Access Type

Open Access Dissertation

Date of Award

January 2014

Degree Type


Degree Name



Computer Science

First Advisor

Nathan W. Fisher


Compositional real-time research has become one of the emerging trends in embedded and real-time systems due to the increasing scale and complexity of such systems. In this design paradigm, a large system is decomposed into smaller and simpler components, each of which abstracts their temporal requirements via interfaces. Such systems are mostly implemented by resource partitions to ensure that the components receive resources according to their interfaces. Potential implementations of a resource partition are via server-based interfaces or demand-based interfaces. In this context, our thesis in this dissertation is as follows:

Currently, server-based interfaces ensure strong temporal isolation among components at the cost of resource over-provisioning whereas demand-based interfaces precisely model the resource demand of a component without the guarantee of temporal isolation. For both these models, efficient and effective resource allocation as well as strict temporal isolation among components can be achieved. Specifically, we can obtain efficient and near-optimal bandwidth allocation schemes and admission controllers for periodic resource model and arbitrary demand-based interface respectively. Furthermore, efficient slack reclamation technique can be obtained to allocate unused processing resources at runtime while still enforcing the given interface.

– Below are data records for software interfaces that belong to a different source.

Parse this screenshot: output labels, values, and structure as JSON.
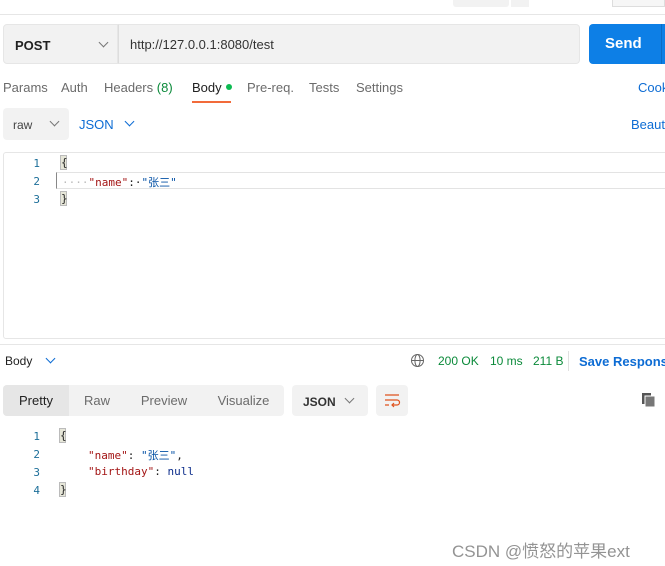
{
  "request": {
    "method": "POST",
    "url": "http://127.0.0.1:8080/test",
    "send_label": "Send"
  },
  "tabs": [
    {
      "label": "Params"
    },
    {
      "label": "Auth"
    },
    {
      "label": "Headers",
      "count": "(8)"
    },
    {
      "label": "Body",
      "active": true
    },
    {
      "label": "Pre-req."
    },
    {
      "label": "Tests"
    },
    {
      "label": "Settings"
    }
  ],
  "cookies_label": "Cook",
  "body_mode": {
    "type": "raw",
    "format": "JSON",
    "beautify_label": "Beaut"
  },
  "request_body": {
    "lines": [
      "1",
      "2",
      "3"
    ],
    "open": "{",
    "indent": "····",
    "key": "\"name\"",
    "colon": ":·",
    "value": "\"张三\"",
    "close": "}"
  },
  "response": {
    "label": "Body",
    "status": "200 OK",
    "time": "10 ms",
    "size": "211 B",
    "save_label": "Save Response",
    "views": [
      "Pretty",
      "Raw",
      "Preview",
      "Visualize"
    ],
    "active_view": "Pretty",
    "format": "JSON",
    "lines": [
      "1",
      "2",
      "3",
      "4"
    ],
    "open": "{",
    "k1": "\"name\"",
    "v1": "\"张三\"",
    "k2": "\"birthday\"",
    "v2": "null",
    "close": "}"
  },
  "watermark": "CSDN @愤怒的苹果ext",
  "colors": {
    "accent": "#0d7fe6",
    "tab_underline": "#f26b3a",
    "status_ok": "#0b8a3a",
    "link": "#0d6cd4"
  }
}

To support our thesis, we address efficient resource allocation among components with server-based interfaces by providing fully-polynomial-time approximation schemes (FPTAS) for allocating processing resource to components scheduled by earliest-deadline-first (EDF) or fixed-priority (FP) scheduling algorithm. For enforcing temporal isolation of demand-based interfaces, we provide a parametric approximate admission control algorithm, which has polynomial-time complexity in terms of number of active jobs in the system and the approximation parameter. Finally, to address efficient reclamation of unused processing resources, we give a novel technique to optimally and efficiently determine maximum allowable runtime slack for a component with arbitrary interface, considering active jobs in the system and guaranteeing system schedulability even for worst-case future job arrival scenarios. We expect that these techniques can ultimately be used to minimize the size, weight, and power requirements of real-time and embedded systems by reducing the processing resource requirements of such systems.